Carriers prepare for Liverpool strike
With less than a week until Liverpool workers go out on strike, container lines are still making plans for how to handle customers and cargo
With a lack of comparable nearby facilities, the closure of the UK port is likely to have a severe impact in the region
While the impact is expected to be less dramatic than the recent strike at Felixstowe, which handles far higher volumes, Liverpool’s location on the UK’s west coast means there are no easy alternative ports.
When Felixstowe shut down, ships were able to switch calls to London Gateway or Southampton, or skip a UK call then feeder cargo across from northern Europe. Liverpool has no nearby comparable facility and calls may well be dropped entirely for the duration of the strike.
Maersk said it was looking into options for securing the imports of cargo destined for Liverpool and exports out of Liverpool via alternative gateways.
“As the situation is dynamic and changes rapidly, we are unable to share more at this stage, but we remain in close contact with our customers with whom we are discussing specific options directly,” a spokesperson told Lloyd’s List.
For services such as Maersk’s TA4 service between northern Europe and the US east coast, which makes a call enroute at Liverpool, skipping the port entirely during the period of the strike would be a likely outcome.
CMA CGM said it was “continuing to develop and confirm contingency plans” for the period of the strike, but it has yet to publish details.
“Thanks to our existing extensive vessel and intermodal network, we are in a position to provide our customers with viable alternative solutions during this period including door-to-door deliveries,” it said in a customer advisory.
But Atlantic specialist Atlantic Container Line, which has its sole UK port call at Liverpool, said it had no plans to call at another UK port if the strike goes ahead as planned.
“We shall simply be forced to carry more Continental and Scandinavian cargo because we will be prevented from carrying UK cargo,” ACL chief executive Andy Abbott told Lloyd’s List.
Mr Abbott warned that the strike would be disastrous for Liverpool.
“ACL has been Liverpool’s most loyal carrier for 50-plus years and we hope that the negotiating parties will remember that,” he said. “All the customers that we have collectively gained for Liverpool over many years will seek out another gateway if a strike takes place.
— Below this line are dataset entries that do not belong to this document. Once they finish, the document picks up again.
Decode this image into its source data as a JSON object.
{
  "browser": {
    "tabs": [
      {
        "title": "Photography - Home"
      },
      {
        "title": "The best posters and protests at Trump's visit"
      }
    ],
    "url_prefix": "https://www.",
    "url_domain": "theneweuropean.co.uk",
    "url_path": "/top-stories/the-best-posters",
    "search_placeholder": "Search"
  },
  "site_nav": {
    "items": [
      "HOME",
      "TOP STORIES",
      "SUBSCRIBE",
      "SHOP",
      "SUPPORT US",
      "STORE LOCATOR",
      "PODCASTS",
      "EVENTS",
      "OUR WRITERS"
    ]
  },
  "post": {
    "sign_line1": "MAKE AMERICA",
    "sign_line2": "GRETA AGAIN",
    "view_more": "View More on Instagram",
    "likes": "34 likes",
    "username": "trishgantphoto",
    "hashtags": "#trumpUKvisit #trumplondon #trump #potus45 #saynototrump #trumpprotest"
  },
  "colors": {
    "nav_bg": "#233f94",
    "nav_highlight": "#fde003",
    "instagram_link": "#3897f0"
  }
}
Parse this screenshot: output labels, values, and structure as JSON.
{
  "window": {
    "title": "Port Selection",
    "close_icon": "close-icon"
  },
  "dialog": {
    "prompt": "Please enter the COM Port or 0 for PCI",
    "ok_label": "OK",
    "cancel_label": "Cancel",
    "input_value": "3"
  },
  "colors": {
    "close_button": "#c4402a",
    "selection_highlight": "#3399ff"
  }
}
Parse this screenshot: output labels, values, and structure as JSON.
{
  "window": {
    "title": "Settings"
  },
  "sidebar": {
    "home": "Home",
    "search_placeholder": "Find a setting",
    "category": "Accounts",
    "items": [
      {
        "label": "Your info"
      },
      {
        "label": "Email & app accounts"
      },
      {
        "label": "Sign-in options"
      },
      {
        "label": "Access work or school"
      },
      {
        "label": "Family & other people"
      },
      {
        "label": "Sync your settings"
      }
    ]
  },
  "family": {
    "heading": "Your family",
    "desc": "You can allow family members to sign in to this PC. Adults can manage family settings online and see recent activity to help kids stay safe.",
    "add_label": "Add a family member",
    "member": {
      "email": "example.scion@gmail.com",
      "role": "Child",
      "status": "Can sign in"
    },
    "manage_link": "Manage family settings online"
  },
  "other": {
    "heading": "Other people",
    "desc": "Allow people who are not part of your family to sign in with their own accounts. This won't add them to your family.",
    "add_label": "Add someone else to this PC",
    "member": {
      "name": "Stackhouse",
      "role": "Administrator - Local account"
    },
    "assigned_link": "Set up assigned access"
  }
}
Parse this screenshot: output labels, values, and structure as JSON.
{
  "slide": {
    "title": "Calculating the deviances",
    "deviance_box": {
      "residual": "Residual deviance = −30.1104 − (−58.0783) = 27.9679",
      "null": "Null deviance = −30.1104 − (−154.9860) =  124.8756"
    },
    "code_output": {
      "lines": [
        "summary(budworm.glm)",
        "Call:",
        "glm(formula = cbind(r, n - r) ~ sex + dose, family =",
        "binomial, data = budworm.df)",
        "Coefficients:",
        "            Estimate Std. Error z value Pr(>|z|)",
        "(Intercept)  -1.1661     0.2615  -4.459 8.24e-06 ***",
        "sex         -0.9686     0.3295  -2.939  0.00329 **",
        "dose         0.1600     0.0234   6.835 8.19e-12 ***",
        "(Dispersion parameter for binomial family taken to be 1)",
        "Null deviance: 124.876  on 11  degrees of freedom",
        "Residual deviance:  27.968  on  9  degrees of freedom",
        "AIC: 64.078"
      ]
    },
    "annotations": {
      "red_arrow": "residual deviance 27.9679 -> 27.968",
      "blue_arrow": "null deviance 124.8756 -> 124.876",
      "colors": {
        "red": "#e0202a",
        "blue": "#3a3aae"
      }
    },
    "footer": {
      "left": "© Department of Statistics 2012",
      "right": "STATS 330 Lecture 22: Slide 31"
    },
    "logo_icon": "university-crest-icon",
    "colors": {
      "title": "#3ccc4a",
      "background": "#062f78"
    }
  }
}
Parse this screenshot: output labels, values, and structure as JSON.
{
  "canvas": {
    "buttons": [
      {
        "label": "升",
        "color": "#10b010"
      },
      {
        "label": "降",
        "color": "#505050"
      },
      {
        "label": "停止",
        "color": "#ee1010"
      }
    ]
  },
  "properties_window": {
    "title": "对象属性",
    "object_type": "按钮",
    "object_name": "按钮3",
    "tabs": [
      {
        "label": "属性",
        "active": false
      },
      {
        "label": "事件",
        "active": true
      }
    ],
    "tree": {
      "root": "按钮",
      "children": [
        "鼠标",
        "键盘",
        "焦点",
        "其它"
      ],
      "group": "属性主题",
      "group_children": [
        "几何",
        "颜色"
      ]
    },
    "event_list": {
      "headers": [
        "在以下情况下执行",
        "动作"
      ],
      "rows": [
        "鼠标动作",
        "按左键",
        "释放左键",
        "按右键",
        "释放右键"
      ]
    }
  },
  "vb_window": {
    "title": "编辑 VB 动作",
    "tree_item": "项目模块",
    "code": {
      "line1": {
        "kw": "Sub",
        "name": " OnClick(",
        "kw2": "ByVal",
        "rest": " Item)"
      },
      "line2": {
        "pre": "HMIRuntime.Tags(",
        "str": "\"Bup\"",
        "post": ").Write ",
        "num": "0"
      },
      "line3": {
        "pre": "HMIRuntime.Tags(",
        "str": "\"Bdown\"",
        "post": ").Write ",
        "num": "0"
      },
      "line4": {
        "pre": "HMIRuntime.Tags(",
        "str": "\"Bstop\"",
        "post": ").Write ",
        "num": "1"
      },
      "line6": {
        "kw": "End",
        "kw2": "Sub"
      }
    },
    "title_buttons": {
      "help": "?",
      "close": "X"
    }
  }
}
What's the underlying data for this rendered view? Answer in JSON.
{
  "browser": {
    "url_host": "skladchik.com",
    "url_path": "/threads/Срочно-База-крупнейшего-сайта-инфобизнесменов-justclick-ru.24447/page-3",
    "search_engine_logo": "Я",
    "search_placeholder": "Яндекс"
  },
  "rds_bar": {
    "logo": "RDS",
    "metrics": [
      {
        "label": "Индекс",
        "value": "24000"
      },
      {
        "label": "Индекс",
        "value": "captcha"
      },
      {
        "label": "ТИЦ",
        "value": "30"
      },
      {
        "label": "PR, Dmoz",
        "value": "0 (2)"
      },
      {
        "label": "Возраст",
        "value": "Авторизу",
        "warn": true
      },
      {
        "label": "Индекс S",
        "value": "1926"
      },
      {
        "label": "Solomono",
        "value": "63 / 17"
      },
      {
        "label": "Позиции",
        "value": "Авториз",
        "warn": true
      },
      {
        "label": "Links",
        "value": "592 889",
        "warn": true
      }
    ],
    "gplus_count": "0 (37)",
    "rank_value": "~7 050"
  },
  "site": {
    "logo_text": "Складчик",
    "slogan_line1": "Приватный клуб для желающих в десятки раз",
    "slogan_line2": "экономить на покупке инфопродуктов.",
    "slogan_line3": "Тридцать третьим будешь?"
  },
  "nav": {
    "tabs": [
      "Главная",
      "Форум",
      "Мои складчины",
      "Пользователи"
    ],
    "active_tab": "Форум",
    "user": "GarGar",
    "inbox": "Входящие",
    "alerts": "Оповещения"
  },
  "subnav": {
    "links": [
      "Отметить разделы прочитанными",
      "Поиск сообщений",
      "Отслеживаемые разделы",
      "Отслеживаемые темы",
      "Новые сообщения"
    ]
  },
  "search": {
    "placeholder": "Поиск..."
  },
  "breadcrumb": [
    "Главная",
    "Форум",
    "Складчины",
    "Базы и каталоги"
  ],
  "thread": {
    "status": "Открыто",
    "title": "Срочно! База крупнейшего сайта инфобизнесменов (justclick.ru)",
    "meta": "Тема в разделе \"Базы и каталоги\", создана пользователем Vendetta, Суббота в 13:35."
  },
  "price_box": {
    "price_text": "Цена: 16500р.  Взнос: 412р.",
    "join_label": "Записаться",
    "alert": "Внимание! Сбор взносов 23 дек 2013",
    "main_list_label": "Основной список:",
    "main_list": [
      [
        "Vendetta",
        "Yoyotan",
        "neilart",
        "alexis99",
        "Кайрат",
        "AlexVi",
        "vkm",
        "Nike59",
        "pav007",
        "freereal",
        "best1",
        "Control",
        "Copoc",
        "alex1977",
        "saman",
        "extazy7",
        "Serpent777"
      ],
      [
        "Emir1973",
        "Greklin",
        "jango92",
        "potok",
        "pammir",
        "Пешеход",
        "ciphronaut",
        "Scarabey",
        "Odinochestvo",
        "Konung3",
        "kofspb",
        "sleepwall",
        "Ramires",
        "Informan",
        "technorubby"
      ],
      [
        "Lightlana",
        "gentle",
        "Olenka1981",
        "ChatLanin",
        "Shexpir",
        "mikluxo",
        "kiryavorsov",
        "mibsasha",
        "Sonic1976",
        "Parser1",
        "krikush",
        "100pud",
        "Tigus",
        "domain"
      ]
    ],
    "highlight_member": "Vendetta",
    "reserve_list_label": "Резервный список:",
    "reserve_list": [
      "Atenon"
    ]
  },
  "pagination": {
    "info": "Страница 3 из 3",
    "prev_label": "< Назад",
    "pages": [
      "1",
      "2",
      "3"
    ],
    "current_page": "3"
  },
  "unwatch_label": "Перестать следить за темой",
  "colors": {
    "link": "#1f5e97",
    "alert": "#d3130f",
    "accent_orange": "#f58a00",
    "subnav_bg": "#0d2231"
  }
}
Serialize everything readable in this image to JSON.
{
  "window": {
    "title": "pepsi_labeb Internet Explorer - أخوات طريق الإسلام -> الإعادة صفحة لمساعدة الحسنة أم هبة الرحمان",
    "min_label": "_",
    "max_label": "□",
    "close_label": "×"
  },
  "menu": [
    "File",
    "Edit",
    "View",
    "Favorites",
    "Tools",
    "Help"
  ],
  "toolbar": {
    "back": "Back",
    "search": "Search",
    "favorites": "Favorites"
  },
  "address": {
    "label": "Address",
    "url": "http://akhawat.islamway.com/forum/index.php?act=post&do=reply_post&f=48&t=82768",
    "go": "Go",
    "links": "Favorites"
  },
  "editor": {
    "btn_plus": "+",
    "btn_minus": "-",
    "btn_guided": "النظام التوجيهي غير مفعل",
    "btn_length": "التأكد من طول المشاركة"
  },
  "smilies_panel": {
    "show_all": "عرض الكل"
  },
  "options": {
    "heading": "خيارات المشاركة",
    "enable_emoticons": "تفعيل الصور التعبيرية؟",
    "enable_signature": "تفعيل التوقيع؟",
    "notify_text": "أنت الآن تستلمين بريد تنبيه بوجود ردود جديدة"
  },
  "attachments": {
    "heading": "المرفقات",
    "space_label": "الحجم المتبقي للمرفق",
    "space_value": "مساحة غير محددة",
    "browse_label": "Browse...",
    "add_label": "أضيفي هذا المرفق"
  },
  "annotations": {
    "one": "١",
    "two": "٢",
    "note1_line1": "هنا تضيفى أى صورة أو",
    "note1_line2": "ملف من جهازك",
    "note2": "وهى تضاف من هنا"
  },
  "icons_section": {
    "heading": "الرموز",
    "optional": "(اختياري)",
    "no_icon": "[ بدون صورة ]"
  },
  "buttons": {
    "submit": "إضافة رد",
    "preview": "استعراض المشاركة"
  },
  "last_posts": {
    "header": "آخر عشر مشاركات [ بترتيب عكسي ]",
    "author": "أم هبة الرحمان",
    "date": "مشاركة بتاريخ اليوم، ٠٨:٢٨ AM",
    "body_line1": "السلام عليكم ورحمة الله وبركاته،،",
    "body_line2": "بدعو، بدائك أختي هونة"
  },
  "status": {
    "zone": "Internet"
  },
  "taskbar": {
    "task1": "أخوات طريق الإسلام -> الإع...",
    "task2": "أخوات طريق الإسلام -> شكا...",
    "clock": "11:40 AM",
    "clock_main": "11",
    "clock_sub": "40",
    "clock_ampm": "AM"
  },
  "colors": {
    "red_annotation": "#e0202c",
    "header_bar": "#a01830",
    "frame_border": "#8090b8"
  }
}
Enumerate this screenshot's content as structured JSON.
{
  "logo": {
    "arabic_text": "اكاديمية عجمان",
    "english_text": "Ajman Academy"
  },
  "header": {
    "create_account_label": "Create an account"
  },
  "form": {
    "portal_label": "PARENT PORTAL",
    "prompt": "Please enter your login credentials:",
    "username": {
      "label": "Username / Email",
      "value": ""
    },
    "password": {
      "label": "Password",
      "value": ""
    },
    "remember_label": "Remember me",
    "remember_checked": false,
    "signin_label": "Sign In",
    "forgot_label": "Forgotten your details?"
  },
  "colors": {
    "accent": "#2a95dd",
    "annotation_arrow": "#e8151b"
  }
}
Supply chains will be seriously disrupted and all of us will lose. Some importers and exporters will return to Liverpool after the strike is over and some won’t. The longer a strike goes on, the more customers will be permanently lost.”
He warned that rolling strikes following the initial shutdown could have an even more dramatic effect.
“A strike every second week is just as bad as a full-time strike,” he said. “This is because the current congestion on the North American east coast is causing unforeseen delays on many voyages that can easily push the ship beyond the ‘no-strike window’ into the ‘strike week’. So the carrier cannot risk having UK cargo on board that he may not be able to discharge.”
Mediterranean Shipping Co will be another company closely watching the events playing out in Liverpool as it is not only a customer there, but through its Terminal Investments Ltd division, owns a 50% stake in the Liverpool 2 terminal. It hass yet to publish any advice to customers regarding the strike and did not respond to Lloyd’s List’s request for information.